**Data to use:**
== Segment start ==

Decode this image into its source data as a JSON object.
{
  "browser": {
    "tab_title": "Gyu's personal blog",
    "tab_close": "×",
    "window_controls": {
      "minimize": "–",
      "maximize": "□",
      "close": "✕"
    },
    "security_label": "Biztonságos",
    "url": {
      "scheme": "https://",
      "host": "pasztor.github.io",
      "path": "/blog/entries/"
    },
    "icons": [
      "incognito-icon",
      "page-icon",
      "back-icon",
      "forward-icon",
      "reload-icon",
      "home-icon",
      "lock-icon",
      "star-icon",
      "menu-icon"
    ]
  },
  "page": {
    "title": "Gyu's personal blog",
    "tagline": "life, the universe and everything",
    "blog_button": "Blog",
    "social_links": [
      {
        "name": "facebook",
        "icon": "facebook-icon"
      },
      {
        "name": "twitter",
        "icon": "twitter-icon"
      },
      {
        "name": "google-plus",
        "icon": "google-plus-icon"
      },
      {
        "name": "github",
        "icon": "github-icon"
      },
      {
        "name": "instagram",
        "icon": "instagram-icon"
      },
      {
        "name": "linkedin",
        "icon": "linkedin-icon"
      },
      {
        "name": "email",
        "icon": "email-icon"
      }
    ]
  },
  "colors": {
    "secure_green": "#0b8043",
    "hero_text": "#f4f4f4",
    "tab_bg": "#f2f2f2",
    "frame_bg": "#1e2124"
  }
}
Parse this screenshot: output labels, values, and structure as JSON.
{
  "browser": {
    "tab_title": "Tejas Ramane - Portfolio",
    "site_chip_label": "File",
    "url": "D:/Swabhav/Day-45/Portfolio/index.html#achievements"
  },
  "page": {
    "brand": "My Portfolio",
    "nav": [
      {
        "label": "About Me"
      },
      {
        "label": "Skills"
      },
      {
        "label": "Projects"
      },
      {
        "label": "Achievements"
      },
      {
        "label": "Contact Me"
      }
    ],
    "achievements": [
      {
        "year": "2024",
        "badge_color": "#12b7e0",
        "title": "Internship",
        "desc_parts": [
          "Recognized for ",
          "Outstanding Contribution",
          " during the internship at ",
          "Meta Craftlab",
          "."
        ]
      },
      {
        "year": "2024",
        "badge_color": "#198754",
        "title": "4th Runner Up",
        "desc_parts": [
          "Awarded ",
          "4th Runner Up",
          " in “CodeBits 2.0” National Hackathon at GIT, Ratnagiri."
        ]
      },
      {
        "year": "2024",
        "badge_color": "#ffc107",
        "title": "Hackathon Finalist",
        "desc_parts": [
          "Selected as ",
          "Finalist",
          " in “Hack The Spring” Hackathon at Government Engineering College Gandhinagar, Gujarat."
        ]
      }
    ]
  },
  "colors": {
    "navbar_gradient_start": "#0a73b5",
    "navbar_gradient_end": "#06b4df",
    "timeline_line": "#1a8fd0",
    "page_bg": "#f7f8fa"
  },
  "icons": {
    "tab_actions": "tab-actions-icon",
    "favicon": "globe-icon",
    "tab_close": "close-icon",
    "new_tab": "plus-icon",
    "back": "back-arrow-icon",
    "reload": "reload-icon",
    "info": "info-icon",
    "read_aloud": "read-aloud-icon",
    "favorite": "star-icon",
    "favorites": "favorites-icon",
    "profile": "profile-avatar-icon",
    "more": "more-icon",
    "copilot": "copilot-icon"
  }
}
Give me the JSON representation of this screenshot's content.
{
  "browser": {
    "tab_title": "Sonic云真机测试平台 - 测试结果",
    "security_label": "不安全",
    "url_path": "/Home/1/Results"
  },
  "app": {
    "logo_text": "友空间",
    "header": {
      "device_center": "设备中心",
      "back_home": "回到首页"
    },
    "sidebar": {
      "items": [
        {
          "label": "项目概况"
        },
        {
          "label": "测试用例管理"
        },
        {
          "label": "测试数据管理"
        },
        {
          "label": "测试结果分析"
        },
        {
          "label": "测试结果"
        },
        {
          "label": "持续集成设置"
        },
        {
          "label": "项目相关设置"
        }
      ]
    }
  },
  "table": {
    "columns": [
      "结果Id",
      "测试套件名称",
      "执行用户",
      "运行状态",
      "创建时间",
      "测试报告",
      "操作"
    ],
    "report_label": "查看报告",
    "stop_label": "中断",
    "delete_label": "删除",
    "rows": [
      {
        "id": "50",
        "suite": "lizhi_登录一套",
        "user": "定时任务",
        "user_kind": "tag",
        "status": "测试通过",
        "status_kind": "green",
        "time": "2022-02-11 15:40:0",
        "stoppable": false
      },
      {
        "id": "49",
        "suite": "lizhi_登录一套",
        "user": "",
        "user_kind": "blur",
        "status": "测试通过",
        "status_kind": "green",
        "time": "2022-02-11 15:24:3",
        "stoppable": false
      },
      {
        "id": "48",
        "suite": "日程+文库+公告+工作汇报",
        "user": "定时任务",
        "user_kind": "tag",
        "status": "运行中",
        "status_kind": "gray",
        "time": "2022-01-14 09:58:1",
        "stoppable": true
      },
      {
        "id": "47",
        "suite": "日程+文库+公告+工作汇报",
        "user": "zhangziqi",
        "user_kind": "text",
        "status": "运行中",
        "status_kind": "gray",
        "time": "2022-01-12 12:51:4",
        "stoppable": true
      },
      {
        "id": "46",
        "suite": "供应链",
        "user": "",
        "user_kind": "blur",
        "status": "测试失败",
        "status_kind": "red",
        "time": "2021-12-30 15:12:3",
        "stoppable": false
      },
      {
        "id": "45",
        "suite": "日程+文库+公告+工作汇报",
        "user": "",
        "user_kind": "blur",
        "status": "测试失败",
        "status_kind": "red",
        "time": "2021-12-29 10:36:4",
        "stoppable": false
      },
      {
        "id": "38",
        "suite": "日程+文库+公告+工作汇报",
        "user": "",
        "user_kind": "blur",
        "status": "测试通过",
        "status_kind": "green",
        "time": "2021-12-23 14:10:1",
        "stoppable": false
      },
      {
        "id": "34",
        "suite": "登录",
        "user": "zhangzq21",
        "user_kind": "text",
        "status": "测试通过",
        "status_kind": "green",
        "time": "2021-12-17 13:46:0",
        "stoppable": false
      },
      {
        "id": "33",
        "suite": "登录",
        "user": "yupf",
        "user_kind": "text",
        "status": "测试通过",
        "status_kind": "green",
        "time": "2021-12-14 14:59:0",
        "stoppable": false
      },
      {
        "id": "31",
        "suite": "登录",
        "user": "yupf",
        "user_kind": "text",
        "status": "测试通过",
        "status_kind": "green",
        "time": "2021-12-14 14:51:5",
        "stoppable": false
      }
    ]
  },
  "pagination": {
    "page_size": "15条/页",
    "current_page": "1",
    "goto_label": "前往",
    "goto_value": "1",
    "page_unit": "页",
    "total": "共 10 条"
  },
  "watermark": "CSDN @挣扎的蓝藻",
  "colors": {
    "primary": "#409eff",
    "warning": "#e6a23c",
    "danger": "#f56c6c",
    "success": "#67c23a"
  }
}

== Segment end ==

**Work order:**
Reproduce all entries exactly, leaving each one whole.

**Your response:**
Decode this image into its source data as a JSON object.
{
  "browser": {
    "tab_title": "Gyu's personal blog",
    "tab_close": "×",
    "window_controls": {
      "minimize": "–",
      "maximize": "□",
      "close": "✕"
    },
    "security_label": "Biztonságos",
    "url": {
      "scheme": "https://",
      "host": "pasztor.github.io",
      "path": "/blog/entries/"
    },
    "icons": [
      "incognito-icon",
      "page-icon",
      "back-icon",
      "forward-icon",
      "reload-icon",
      "home-icon",
      "lock-icon",
      "star-icon",
      "menu-icon"
    ]
  },
  "page": {
    "title": "Gyu's personal blog",
    "tagline": "life, the universe and everything",
    "blog_button": "Blog",
    "social_links": [
      {
        "name": "facebook",
        "icon": "facebook-icon"
      },
      {
        "name": "twitter",
        "icon": "twitter-icon"
      },
      {
        "name": "google-plus",
        "icon": "google-plus-icon"
      },
      {
        "name": "github",
        "icon": "github-icon"
      },
      {
        "name": "instagram",
        "icon": "instagram-icon"
      },
      {
        "name": "linkedin",
        "icon": "linkedin-icon"
      },
      {
        "name": "email",
        "icon": "email-icon"
      }
    ]
  },
  "colors": {
    "secure_green": "#0b8043",
    "hero_text": "#f4f4f4",
    "tab_bg": "#f2f2f2",
    "frame_bg": "#1e2124"
  }
}
Parse this screenshot: output labels, values, and structure as JSON.
{
  "browser": {
    "tab_title": "Tejas Ramane - Portfolio",
    "site_chip_label": "File",
    "url": "D:/Swabhav/Day-45/Portfolio/index.html#achievements"
  },
  "page": {
    "brand": "My Portfolio",
    "nav": [
      {
        "label": "About Me"
      },
      {
        "label": "Skills"
      },
      {
        "label": "Projects"
      },
      {
        "label": "Achievements"
      },
      {
        "label": "Contact Me"
      }
    ],
    "achievements": [
      {
        "year": "2024",
        "badge_color": "#12b7e0",
        "title": "Internship",
        "desc_parts": [
          "Recognized for ",
          "Outstanding Contribution",
          " during the internship at ",
          "Meta Craftlab",
          "."
        ]
      },
      {
        "year": "2024",
        "badge_color": "#198754",
        "title": "4th Runner Up",
        "desc_parts": [
          "Awarded ",
          "4th Runner Up",
          " in “CodeBits 2.0” National Hackathon at GIT, Ratnagiri."
        ]
      },
      {
        "year": "2024",
        "badge_color": "#ffc107",
        "title": "Hackathon Finalist",
        "desc_parts": [
          "Selected as ",
          "Finalist",
          " in “Hack The Spring” Hackathon at Government Engineering College Gandhinagar, Gujarat."
        ]
      }
    ]
  },
  "colors": {
    "navbar_gradient_start": "#0a73b5",
    "navbar_gradient_end": "#06b4df",
    "timeline_line": "#1a8fd0",
    "page_bg": "#f7f8fa"
  },
  "icons": {
    "tab_actions": "tab-actions-icon",
    "favicon": "globe-icon",
    "tab_close": "close-icon",
    "new_tab": "plus-icon",
    "back": "back-arrow-icon",
    "reload": "reload-icon",
    "info": "info-icon",
    "read_aloud": "read-aloud-icon",
    "favorite": "star-icon",
    "favorites": "favorites-icon",
    "profile": "profile-avatar-icon",
    "more": "more-icon",
    "copilot": "copilot-icon"
  }
}
Give me the JSON representation of this screenshot's content.
{
  "browser": {
    "tab_title": "Sonic云真机测试平台 - 测试结果",
    "security_label": "不安全",
    "url_path": "/Home/1/Results"
  },
  "app": {
    "logo_text": "友空间",
    "header": {
      "device_center": "设备中心",
      "back_home": "回到首页"
    },
    "sidebar": {
      "items": [
        {
          "label": "项目概况"
        },
        {
          "label": "测试用例管理"
        },
        {
          "label": "测试数据管理"
        },
        {
          "label": "测试结果分析"
        },
        {
          "label": "测试结果"
        },
        {
          "label": "持续集成设置"
        },
        {
          "label": "项目相关设置"
        }
      ]
    }
  },
  "table": {
    "columns": [
      "结果Id",
      "测试套件名称",
      "执行用户",
      "运行状态",
      "创建时间",
      "测试报告",
      "操作"
    ],
    "report_label": "查看报告",
    "stop_label": "中断",
    "delete_label": "删除",
    "rows": [
      {
        "id": "50",
        "suite": "lizhi_登录一套",
        "user": "定时任务",
        "user_kind": "tag",
        "status": "测试通过",
        "status_kind": "green",
        "time": "2022-02-11 15:40:0",
        "stoppable": false
      },
      {
        "id": "49",
        "suite": "lizhi_登录一套",
        "user": "",
        "user_kind": "blur",
        "status": "测试通过",
        "status_kind": "green",
        "time": "2022-02-11 15:24:3",
        "stoppable": false
      },
      {
        "id": "48",
        "suite": "日程+文库+公告+工作汇报",
        "user": "定时任务",
        "user_kind": "tag",
        "status": "运行中",
        "status_kind": "gray",
        "time": "2022-01-14 09:58:1",
        "stoppable": true
      },
      {
        "id": "47",
        "suite": "日程+文库+公告+工作汇报",
        "user": "zhangziqi",
        "user_kind": "text",
        "status": "运行中",
        "status_kind": "gray",
        "time": "2022-01-12 12:51:4",
        "stoppable": true
      },
      {
        "id": "46",
        "suite": "供应链",
        "user": "",
        "user_kind": "blur",
        "status": "测试失败",
        "status_kind": "red",
        "time": "2021-12-30 15:12:3",
        "stoppable": false
      },
      {
        "id": "45",
        "suite": "日程+文库+公告+工作汇报",
        "user": "",
        "user_kind": "blur",
        "status": "测试失败",
        "status_kind": "red",
        "time": "2021-12-29 10:36:4",
        "stoppable": false
      },
      {
        "id": "38",
        "suite": "日程+文库+公告+工作汇报",
        "user": "",
        "user_kind": "blur",
        "status": "测试通过",
        "status_kind": "green",
        "time": "2021-12-23 14:10:1",
        "stoppable": false
      },
      {
        "id": "34",
        "suite": "登录",
        "user": "zhangzq21",
        "user_kind": "text",
        "status": "测试通过",
        "status_kind": "green",
        "time": "2021-12-17 13:46:0",
        "stoppable": false
      },
      {
        "id": "33",
        "suite": "登录",
        "user": "yupf",
        "user_kind": "text",
        "status": "测试通过",
        "status_kind": "green",
        "time": "2021-12-14 14:59:0",
        "stoppable": false
      },
      {
        "id": "31",
        "suite": "登录",
        "user": "yupf",
        "user_kind": "text",
        "status": "测试通过",
        "status_kind": "green",
        "time": "2021-12-14 14:51:5",
        "stoppable": false
      }
    ]
  },
  "pagination": {
    "page_size": "15条/页",
    "current_page": "1",
    "goto_label": "前往",
    "goto_value": "1",
    "page_unit": "页",
    "total": "共 10 条"
  },
  "watermark": "CSDN @挣扎的蓝藻",
  "colors": {
    "primary": "#409eff",
    "warning": "#e6a23c",
    "danger": "#f56c6c",
    "success": "#67c23a"
  }
}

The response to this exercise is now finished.